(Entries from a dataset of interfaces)

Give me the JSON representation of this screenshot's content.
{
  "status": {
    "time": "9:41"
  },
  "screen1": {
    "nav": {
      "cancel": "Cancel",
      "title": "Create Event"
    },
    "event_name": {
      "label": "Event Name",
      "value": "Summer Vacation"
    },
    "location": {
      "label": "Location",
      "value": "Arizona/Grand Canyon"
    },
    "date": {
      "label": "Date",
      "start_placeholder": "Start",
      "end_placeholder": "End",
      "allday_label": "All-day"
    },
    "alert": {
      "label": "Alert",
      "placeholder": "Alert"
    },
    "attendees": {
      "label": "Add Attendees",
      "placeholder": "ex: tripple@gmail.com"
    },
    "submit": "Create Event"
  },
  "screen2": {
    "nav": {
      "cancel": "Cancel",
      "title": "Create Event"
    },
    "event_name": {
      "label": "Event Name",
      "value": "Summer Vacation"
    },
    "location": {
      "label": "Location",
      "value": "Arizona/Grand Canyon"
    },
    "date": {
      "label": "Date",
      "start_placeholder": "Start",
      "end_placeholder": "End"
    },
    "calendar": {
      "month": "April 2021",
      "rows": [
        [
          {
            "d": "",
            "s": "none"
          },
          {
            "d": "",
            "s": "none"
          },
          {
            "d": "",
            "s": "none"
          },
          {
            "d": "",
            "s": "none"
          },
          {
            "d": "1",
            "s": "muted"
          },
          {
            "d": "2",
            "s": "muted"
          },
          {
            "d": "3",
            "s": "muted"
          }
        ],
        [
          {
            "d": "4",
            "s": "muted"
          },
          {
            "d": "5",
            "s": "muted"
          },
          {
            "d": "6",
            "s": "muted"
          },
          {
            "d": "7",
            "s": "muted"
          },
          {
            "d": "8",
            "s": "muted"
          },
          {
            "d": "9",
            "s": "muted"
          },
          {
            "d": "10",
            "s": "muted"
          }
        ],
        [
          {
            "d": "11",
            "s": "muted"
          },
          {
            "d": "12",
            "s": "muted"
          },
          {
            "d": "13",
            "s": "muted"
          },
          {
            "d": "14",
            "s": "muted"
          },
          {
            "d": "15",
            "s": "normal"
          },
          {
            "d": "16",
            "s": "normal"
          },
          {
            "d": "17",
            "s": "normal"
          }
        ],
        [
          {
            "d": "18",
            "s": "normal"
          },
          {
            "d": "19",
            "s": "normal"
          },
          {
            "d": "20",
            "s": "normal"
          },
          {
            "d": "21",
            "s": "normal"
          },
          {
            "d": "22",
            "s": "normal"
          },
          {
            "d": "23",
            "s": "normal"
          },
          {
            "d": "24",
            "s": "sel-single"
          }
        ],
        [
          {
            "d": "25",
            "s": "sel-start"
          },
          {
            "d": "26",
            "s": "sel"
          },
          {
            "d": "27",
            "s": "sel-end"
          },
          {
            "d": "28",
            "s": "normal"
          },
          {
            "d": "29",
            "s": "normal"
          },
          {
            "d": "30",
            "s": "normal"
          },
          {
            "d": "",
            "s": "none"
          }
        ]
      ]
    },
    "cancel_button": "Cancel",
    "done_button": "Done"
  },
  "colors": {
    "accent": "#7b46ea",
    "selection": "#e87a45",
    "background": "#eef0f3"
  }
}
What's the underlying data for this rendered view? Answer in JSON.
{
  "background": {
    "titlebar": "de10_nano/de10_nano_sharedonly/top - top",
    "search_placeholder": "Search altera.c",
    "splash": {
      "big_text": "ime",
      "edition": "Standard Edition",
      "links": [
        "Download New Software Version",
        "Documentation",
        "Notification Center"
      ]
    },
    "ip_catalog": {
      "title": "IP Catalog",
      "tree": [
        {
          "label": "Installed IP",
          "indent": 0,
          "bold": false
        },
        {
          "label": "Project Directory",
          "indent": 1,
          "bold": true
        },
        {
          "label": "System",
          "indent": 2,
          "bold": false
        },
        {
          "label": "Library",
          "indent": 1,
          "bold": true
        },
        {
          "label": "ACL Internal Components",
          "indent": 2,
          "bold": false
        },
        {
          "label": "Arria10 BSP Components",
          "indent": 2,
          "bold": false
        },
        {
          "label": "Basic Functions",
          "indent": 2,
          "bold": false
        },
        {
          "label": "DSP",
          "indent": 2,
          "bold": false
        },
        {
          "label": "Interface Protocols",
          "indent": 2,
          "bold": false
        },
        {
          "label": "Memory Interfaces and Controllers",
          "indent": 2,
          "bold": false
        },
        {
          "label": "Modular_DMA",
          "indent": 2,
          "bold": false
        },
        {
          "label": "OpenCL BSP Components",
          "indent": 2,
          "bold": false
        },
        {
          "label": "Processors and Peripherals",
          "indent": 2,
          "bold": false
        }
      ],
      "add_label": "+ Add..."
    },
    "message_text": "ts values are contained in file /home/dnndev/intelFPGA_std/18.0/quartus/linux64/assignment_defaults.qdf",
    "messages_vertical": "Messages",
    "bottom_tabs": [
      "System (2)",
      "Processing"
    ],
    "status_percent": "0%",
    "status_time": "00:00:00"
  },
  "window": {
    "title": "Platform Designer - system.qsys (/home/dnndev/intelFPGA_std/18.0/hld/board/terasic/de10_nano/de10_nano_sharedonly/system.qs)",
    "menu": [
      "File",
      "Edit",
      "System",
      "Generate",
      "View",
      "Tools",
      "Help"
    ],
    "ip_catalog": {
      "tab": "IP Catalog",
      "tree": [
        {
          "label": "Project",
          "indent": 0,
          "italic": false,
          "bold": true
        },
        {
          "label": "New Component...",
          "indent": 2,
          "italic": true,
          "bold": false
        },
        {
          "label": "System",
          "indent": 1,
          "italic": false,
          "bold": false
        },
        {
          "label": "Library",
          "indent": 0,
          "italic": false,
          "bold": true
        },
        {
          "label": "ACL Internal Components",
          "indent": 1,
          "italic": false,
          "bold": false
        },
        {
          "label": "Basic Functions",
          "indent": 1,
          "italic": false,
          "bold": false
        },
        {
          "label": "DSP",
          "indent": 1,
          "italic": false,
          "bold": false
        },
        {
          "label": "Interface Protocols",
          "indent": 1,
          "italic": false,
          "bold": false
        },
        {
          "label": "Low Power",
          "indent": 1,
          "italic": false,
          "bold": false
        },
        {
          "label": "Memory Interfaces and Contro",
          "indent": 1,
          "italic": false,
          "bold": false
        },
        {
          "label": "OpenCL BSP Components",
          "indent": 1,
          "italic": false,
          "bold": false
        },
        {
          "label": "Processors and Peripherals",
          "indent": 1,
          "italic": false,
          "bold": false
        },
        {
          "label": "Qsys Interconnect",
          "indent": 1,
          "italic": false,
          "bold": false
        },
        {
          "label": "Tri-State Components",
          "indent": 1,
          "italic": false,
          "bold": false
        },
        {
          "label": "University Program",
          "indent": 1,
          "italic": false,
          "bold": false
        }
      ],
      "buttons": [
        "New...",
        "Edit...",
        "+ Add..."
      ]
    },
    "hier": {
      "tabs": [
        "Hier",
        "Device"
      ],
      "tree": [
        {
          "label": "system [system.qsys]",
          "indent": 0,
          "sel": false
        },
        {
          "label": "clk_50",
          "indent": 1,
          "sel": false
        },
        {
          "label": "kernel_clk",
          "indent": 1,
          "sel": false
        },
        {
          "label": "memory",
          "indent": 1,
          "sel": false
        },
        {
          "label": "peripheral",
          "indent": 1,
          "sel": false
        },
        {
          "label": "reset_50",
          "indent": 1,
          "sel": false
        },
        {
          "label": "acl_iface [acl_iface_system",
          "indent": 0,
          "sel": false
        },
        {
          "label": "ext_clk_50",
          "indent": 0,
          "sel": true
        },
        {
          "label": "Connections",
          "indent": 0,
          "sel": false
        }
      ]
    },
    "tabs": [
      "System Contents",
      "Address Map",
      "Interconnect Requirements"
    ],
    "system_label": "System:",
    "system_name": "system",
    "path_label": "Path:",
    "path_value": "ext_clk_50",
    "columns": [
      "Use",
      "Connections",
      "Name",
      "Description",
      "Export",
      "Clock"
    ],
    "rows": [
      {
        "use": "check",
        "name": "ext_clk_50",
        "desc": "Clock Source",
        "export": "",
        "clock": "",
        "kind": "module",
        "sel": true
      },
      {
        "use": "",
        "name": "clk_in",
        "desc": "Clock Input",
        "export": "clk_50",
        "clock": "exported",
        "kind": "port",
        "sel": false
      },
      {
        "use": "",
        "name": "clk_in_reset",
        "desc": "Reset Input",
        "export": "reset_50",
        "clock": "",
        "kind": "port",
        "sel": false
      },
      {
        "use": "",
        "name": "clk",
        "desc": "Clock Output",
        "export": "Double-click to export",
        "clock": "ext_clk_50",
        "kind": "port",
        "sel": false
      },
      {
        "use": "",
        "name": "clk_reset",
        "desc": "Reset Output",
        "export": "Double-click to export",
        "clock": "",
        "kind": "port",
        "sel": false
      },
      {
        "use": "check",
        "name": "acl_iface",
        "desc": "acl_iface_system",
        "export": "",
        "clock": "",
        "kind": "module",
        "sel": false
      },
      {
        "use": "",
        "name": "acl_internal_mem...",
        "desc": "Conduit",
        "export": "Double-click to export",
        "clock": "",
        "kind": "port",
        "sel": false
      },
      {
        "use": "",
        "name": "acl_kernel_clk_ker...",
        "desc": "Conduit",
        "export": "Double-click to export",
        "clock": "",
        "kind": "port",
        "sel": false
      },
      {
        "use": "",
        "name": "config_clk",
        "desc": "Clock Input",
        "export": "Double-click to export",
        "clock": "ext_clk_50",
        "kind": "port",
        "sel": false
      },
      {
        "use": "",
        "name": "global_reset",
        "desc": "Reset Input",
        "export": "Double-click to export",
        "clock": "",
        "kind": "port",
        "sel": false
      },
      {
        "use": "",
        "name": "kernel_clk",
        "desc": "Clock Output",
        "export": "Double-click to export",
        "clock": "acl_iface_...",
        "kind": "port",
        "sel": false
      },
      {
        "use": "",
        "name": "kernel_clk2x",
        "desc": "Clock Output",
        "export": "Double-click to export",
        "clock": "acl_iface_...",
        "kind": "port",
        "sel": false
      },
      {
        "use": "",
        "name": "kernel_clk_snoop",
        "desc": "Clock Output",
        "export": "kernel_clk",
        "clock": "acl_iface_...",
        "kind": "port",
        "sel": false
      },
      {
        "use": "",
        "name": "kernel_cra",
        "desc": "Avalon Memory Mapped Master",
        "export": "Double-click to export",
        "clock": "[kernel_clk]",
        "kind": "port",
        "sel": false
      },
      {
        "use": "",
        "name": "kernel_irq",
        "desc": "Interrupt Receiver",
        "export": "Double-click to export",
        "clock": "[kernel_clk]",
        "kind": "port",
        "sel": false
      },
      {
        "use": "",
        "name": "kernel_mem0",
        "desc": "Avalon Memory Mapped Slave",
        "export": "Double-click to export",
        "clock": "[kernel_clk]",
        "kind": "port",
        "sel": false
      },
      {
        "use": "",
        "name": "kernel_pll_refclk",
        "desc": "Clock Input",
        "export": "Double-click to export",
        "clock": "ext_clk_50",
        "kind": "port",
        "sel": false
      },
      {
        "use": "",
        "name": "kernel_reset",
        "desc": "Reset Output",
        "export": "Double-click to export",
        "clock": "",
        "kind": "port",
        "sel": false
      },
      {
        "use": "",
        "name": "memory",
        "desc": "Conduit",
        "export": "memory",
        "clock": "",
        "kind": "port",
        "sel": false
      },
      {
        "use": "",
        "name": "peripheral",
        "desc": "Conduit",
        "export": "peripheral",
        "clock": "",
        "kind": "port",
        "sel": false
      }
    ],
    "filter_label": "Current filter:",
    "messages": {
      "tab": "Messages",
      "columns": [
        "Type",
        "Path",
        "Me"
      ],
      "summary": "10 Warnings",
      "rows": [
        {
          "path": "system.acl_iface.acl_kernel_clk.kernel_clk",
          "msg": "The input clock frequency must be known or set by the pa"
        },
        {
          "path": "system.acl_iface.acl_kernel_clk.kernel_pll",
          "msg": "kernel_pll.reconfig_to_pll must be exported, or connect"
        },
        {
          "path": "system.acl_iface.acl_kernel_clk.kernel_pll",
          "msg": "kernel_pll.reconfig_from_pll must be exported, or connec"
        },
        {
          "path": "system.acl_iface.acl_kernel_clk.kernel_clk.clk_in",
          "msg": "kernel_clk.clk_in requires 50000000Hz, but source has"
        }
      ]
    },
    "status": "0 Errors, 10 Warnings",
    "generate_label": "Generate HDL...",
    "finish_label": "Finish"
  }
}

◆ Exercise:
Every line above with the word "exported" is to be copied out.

◆ Result below:
        "clock": "exported",
          "msg": "kernel_pll.reconfig_to_pll must be exported, or connect"
          "msg": "kernel_pll.reconfig_from_pll must be exported, or connec"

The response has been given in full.